And Johnny Cash had a knack for finding what was good in many things.
What was good.
That's why people erect statues and wave flags. If you don't think there was anything good, honorable and heroic about the Southern cause, then you are a moral imbecile, or utterly blinded by whatever fad happens to be popular.
We take what was good and honor it.
Or not. Perhaps we should just follow whatever fad happens to grip us at the time. With no core principles to guide us, that's the way it goes. The statues and the flag were perfectly fine, yesterday - or, at worst, only an odd affectation that may have been annoying to some; but today they're something that only a Nazi could love.
If we don't worship God, we will worship the zeitgeist.
And we won't honor anything.

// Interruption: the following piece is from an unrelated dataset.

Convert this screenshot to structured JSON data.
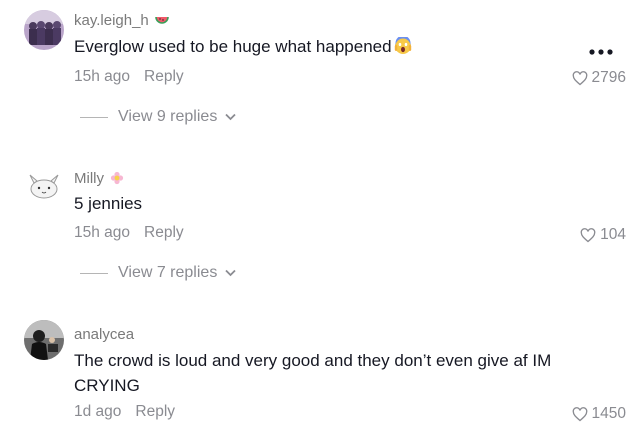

Note: I actually wrote this two years ago (in March of 2018) during that smaller and earlier wave of statue attacks. I don't remember why I didn't publish it. Perhaps some other piece of news superseded it and it didn't anymore seem relevant. I think it's relevant again now. But I also think I couldn't have written it now, at least not with the same somewhat "light" tone. I'm frankly too angry and fearful at what has become more than just an assault on Confederate monuments, but rather a vicious and violent attack on our entire culture on many fronts. I had no idea then that things would get this bad so quickly. Call this a short post from a more innocent time, before the eve of the second Civil War.
Here's to innocent times with another earlier clip of Sweet Home Alabama by a much younger Lynyrd Skynyrd, recorded in Oakland in the summer of 1977. A few weeks later band members Ronnie Van Zant, Steve and Cassie Gaines and three others would be killed in an airplane crash. RIP.